» **Your assignment**
Could you please output all of the data exactly, without the images?

++++

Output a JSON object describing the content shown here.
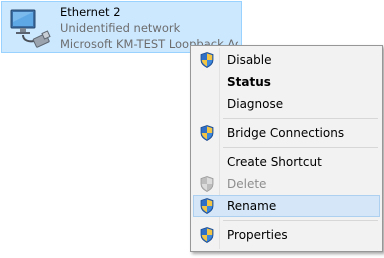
{
  "adapter": {
    "name": "Ethernet 2",
    "status": "Unidentified network",
    "device": "Microsoft KM-TEST Loopback Ad"
  },
  "menu": {
    "items": [
      {
        "label": "Disable",
        "icon": "uac-shield-icon",
        "bold": false,
        "enabled": true
      },
      {
        "label": "Status",
        "icon": null,
        "bold": true,
        "enabled": true
      },
      {
        "label": "Diagnose",
        "icon": null,
        "bold": false,
        "enabled": true
      },
      {
        "label": "Bridge Connections",
        "icon": "uac-shield-icon",
        "bold": false,
        "enabled": true
      },
      {
        "label": "Create Shortcut",
        "icon": null,
        "bold": false,
        "enabled": true
      },
      {
        "label": "Delete",
        "icon": "uac-shield-icon",
        "bold": false,
        "enabled": false
      },
      {
        "label": "Rename",
        "icon": "uac-shield-icon",
        "bold": false,
        "enabled": true,
        "highlighted": true
      },
      {
        "label": "Properties",
        "icon": "uac-shield-icon",
        "bold": false,
        "enabled": true
      }
    ]
  },
  "colors": {
    "selection": "#cce8ff",
    "menu_background": "#f2f2f2",
    "hover": "#d4e6f7"
  }
}
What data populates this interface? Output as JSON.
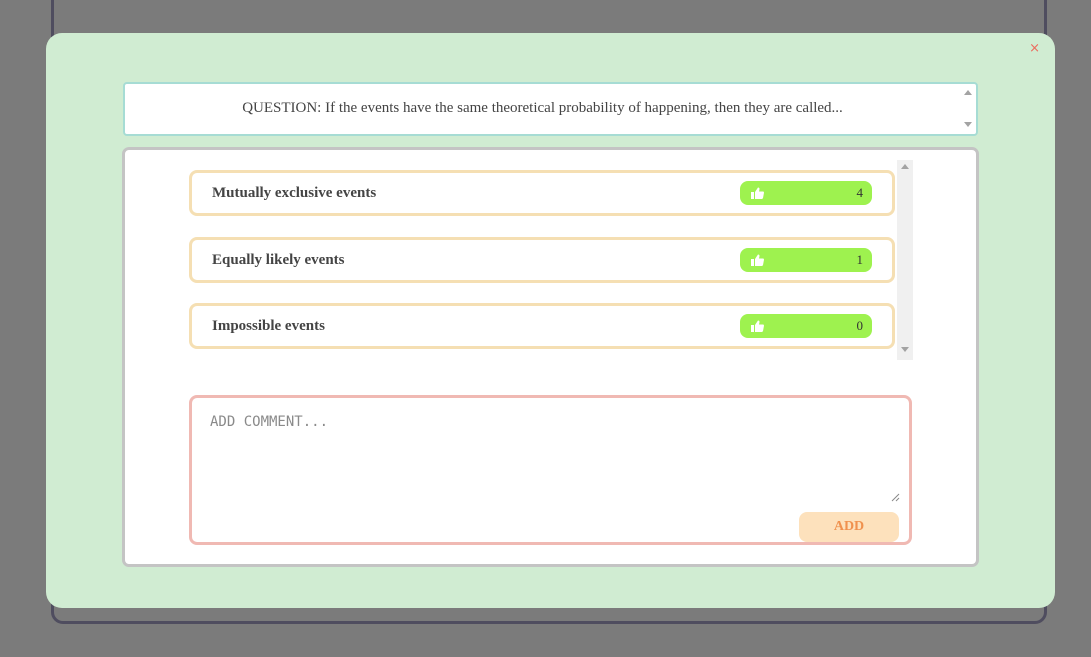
{
  "modal": {
    "close_label": "×"
  },
  "question": {
    "text": "QUESTION: If the events have the same theoretical probability of happening, then they are called..."
  },
  "answers": [
    {
      "label": "Mutually exclusive events",
      "votes": "4"
    },
    {
      "label": "Equally likely events",
      "votes": "1"
    },
    {
      "label": "Impossible events",
      "votes": "0"
    }
  ],
  "comment": {
    "placeholder": "ADD COMMENT...",
    "value": "",
    "add_label": "ADD"
  },
  "colors": {
    "modal_bg": "#d0ecd2",
    "vote_pill": "#9ef24f",
    "question_border": "#a6dcd4",
    "answer_border": "#f5dfb3",
    "comment_border": "#f0b9b3",
    "add_button": "#fde1bc",
    "close_icon": "#ec6b5e"
  },
  "icons": {
    "close": "close-icon",
    "vote": "thumbs-up-icon"
  }
}
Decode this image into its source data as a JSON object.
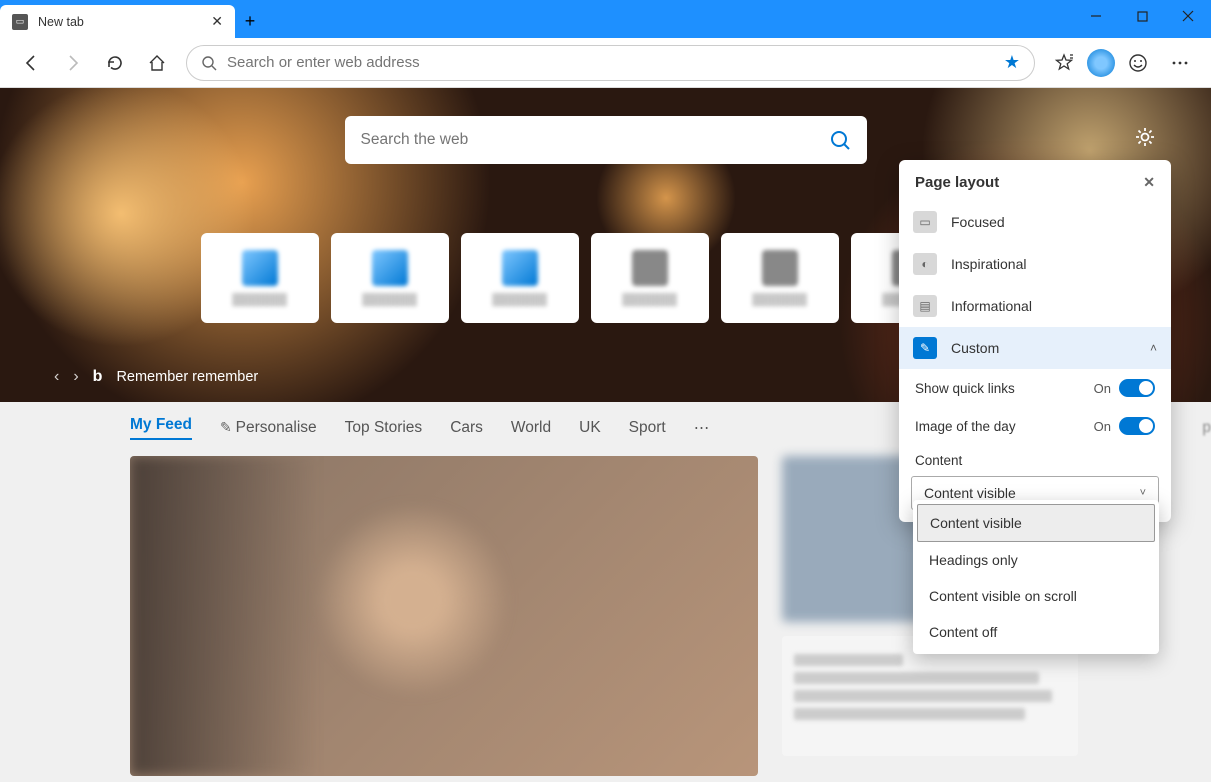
{
  "tab": {
    "title": "New tab"
  },
  "toolbar": {
    "address_placeholder": "Search or enter web address"
  },
  "hero": {
    "search_placeholder": "Search the web",
    "ticker": "Remember remember"
  },
  "feed": {
    "tabs": [
      "My Feed",
      "Personalise",
      "Top Stories",
      "Cars",
      "World",
      "UK",
      "Sport"
    ],
    "side_partial": "p"
  },
  "panel": {
    "title": "Page layout",
    "layouts": [
      {
        "label": "Focused"
      },
      {
        "label": "Inspirational"
      },
      {
        "label": "Informational"
      },
      {
        "label": "Custom"
      }
    ],
    "toggles": [
      {
        "label": "Show quick links",
        "state": "On"
      },
      {
        "label": "Image of the day",
        "state": "On"
      }
    ],
    "content_label": "Content",
    "content_selected": "Content visible",
    "content_options": [
      "Content visible",
      "Headings only",
      "Content visible on scroll",
      "Content off"
    ]
  }
}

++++

» **Solved exercise**
Output a JSON object describing the content shown here.
{
  "adapter": {
    "name": "Ethernet 2",
    "status": "Unidentified network",
    "device": "Microsoft KM-TEST Loopback Ad"
  },
  "menu": {
    "items": [
      {
        "label": "Disable",
        "icon": "uac-shield-icon",
        "bold": false,
        "enabled": true
      },
      {
        "label": "Status",
        "icon": null,
        "bold": true,
        "enabled": true
      },
      {
        "label": "Diagnose",
        "icon": null,
        "bold": false,
        "enabled": true
      },
      {
        "label": "Bridge Connections",
        "icon": "uac-shield-icon",
        "bold": false,
        "enabled": true
      },
      {
        "label": "Create Shortcut",
        "icon": null,
        "bold": false,
        "enabled": true
      },
      {
        "label": "Delete",
        "icon": "uac-shield-icon",
        "bold": false,
        "enabled": false
      },
      {
        "label": "Rename",
        "icon": "uac-shield-icon",
        "bold": false,
        "enabled": true,
        "highlighted": true
      },
      {
        "label": "Properties",
        "icon": "uac-shield-icon",
        "bold": false,
        "enabled": true
      }
    ]
  },
  "colors": {
    "selection": "#cce8ff",
    "menu_background": "#f2f2f2",
    "hover": "#d4e6f7"
  }
}
What data populates this interface? Output as JSON.
{
  "modal": {
    "close_label": "×"
  },
  "question": {
    "text": "QUESTION: If the events have the same theoretical probability of happening, then they are called..."
  },
  "answers": [
    {
      "label": "Mutually exclusive events",
      "votes": "4"
    },
    {
      "label": "Equally likely events",
      "votes": "1"
    },
    {
      "label": "Impossible events",
      "votes": "0"
    }
  ],
  "comment": {
    "placeholder": "ADD COMMENT...",
    "value": "",
    "add_label": "ADD"
  },
  "colors": {
    "modal_bg": "#d0ecd2",
    "vote_pill": "#9ef24f",
    "question_border": "#a6dcd4",
    "answer_border": "#f5dfb3",
    "comment_border": "#f0b9b3",
    "add_button": "#fde1bc",
    "close_icon": "#ec6b5e"
  },
  "icons": {
    "close": "close-icon",
    "vote": "thumbs-up-icon"
  }
}
Decode this image into its source data as a JSON object.
{
  "tab": {
    "title": "New tab"
  },
  "toolbar": {
    "address_placeholder": "Search or enter web address"
  },
  "hero": {
    "search_placeholder": "Search the web",
    "ticker": "Remember remember"
  },
  "feed": {
    "tabs": [
      "My Feed",
      "Personalise",
      "Top Stories",
      "Cars",
      "World",
      "UK",
      "Sport"
    ],
    "side_partial": "p"
  },
  "panel": {
    "title": "Page layout",
    "layouts": [
      {
        "label": "Focused"
      },
      {
        "label": "Inspirational"
      },
      {
        "label": "Informational"
      },
      {
        "label": "Custom"
      }
    ],
    "toggles": [
      {
        "label": "Show quick links",
        "state": "On"
      },
      {
        "label": "Image of the day",
        "state": "On"
      }
    ],
    "content_label": "Content",
    "content_selected": "Content visible",
    "content_options": [
      "Content visible",
      "Headings only",
      "Content visible on scroll",
      "Content off"
    ]
  }
}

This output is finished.